Just recently diagnosed, he thought diabetes made him different from his classmates, but Camp Kudzu taught him how to manage his symptoms and stay healthy.
“He was the only kid in is class with diabetes,” east Cobb resident Boltax said of her son. “Before camp, he didn’t see anything fun about it … but he made some great friends and got such a firm foundation of support in the diabetes community.”
But Zac did have one complaint: the cabin next to his was empty. Could his mother do anything to send more kids to camp?
Boltax planned a fundraising luncheon and, six years later, the annual event continues on.
“Even just on a wing and a prayer like that, we had 100 people come,” Boltax said of the first event. “The goal was [to raise enough money] for 17 scholarships to fill up the cabin and we did.”
This year, Camp Kudzu will honor the former Camp Kudzu board member and her tireless efforts to help children attend the camp, which serves about 600 kids each summer at camps in Rutledge and Cleveland and an additional 200 children and family members during weekend programs and trips held throughout the year.
“Camp gives these kids a reprieve,” Boltax said. “[It’s a place] where they’re not the only one pricking their finger.

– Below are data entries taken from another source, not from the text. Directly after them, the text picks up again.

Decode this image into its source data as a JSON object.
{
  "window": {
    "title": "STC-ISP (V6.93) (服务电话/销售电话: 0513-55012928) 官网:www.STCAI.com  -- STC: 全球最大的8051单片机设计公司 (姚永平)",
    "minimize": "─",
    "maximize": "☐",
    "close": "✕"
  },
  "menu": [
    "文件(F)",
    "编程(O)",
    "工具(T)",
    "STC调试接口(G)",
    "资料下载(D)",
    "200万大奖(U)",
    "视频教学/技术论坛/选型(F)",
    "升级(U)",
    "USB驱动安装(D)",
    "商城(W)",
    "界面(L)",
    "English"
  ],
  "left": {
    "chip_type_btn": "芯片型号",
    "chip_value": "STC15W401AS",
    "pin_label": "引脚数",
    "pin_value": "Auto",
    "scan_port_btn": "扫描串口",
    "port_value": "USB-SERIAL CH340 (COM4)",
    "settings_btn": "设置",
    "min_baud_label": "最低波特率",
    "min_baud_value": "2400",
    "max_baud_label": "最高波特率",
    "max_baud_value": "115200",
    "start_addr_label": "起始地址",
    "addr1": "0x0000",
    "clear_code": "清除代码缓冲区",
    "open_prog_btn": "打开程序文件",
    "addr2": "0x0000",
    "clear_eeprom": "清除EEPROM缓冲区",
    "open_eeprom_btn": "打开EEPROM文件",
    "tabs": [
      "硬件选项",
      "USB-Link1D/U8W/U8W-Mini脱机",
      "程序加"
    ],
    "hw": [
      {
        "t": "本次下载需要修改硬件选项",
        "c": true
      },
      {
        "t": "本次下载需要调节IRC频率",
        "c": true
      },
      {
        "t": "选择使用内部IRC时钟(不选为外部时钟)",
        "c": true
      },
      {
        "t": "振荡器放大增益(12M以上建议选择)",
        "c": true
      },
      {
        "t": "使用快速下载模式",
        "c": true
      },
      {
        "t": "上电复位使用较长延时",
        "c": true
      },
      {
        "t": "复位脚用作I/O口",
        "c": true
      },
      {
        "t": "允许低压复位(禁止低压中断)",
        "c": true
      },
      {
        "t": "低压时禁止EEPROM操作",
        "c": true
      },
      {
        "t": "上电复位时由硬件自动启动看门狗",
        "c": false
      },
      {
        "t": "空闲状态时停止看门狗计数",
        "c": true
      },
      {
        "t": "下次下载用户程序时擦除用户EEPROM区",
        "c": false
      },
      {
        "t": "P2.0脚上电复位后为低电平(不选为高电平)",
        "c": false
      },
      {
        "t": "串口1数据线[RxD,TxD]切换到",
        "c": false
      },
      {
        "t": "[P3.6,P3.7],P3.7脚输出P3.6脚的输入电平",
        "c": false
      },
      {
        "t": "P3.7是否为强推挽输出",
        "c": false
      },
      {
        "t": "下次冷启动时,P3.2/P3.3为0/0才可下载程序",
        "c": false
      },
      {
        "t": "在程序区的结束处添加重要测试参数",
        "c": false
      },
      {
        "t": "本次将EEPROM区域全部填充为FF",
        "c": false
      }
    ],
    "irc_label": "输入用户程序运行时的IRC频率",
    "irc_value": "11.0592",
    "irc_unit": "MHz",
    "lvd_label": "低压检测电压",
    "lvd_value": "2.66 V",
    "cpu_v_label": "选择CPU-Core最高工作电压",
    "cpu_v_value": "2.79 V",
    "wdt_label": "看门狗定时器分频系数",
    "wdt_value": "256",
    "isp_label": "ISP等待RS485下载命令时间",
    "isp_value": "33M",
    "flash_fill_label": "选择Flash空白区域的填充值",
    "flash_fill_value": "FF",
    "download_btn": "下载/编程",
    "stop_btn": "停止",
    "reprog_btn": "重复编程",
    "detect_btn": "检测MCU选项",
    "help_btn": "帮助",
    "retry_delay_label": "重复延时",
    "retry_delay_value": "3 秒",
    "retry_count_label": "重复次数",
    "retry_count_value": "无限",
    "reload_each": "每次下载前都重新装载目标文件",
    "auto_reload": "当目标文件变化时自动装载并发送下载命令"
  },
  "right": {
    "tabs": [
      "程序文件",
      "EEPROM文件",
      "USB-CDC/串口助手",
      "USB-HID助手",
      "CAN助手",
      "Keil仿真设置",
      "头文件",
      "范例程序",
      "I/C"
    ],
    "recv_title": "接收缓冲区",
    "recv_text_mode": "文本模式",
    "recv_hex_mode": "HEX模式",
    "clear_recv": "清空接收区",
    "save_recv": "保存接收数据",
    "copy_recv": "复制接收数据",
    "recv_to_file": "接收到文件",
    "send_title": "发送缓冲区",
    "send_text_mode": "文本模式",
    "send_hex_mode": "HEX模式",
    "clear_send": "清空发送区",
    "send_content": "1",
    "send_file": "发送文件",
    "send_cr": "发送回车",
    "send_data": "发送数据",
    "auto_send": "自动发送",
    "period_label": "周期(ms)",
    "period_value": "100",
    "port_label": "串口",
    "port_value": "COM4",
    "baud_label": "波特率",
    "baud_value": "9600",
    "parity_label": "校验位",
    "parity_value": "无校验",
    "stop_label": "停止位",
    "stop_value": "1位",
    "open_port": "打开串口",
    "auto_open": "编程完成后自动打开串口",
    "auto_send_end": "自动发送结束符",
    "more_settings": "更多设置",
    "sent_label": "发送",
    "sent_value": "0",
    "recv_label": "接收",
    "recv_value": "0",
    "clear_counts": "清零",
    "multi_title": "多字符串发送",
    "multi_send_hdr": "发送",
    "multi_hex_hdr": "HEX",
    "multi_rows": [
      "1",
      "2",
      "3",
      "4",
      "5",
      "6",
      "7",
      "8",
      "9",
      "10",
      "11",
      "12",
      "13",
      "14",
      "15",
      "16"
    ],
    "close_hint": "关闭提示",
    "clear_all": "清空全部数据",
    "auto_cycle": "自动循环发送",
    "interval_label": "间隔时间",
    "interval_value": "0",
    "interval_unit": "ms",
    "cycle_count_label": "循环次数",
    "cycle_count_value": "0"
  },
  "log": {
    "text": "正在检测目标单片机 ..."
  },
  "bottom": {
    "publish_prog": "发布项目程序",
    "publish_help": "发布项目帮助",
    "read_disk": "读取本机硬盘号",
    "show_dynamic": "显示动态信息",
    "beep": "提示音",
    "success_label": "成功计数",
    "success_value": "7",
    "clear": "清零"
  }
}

They’re not the only one with a pump or checking their insulin. They don’t have to feel awkward. They can just relax and have a great time.”
Camp Kudzu Development Director Vic McCarty said this year’s fundraising goal is about $50,000. At $1,500 per camper, that would provide at least 30 scholarships, he said.
With more than 200 people already registered to attend, McCarty said he anticipates reaching the goal.
“The event has grown exponentially in the last six years from a small ladies’ luncheon to one of the premiere fundraising events in Atlanta,” said Camp Kudzu Executive Director Alex Allen. “It is a moving event. It is a fun event and an exceedingly meaningful event to those in the room affected by diabetes.”
Chris Cann, event co-chairwoman with Wendy Foulke, said while Camp Kudzu is solely focused on sending kids to camp and does not raise funds for diabetes research, she believes a cure is within reach. But until then, she wants to give all children with diabetes the tools to live a happy and healthy life.
“Camp gives my daughter Molly, who was diagnosed at age 2, something tangible to hope for, … something to look forward to,” she said.
Children’s Healthcare of Atlanta reports 400 newly diagnosed diabetes patients each year, with more than 6,000 children in Georgia living with diabetes, according to its website.
“We must have a big heart and be willing to take on the big challenge to meet the needs of those children,” Allen said.
If you go:
What: Camp Kudzu Benefit Luncheon
When: Oct. 28 from 11 a.m. to 1:45 p.m.
Where: Piedmont Driving Club, 1215 Piedmont Ave., Midtown
Cost: $100 for individual tickets with sponsorships available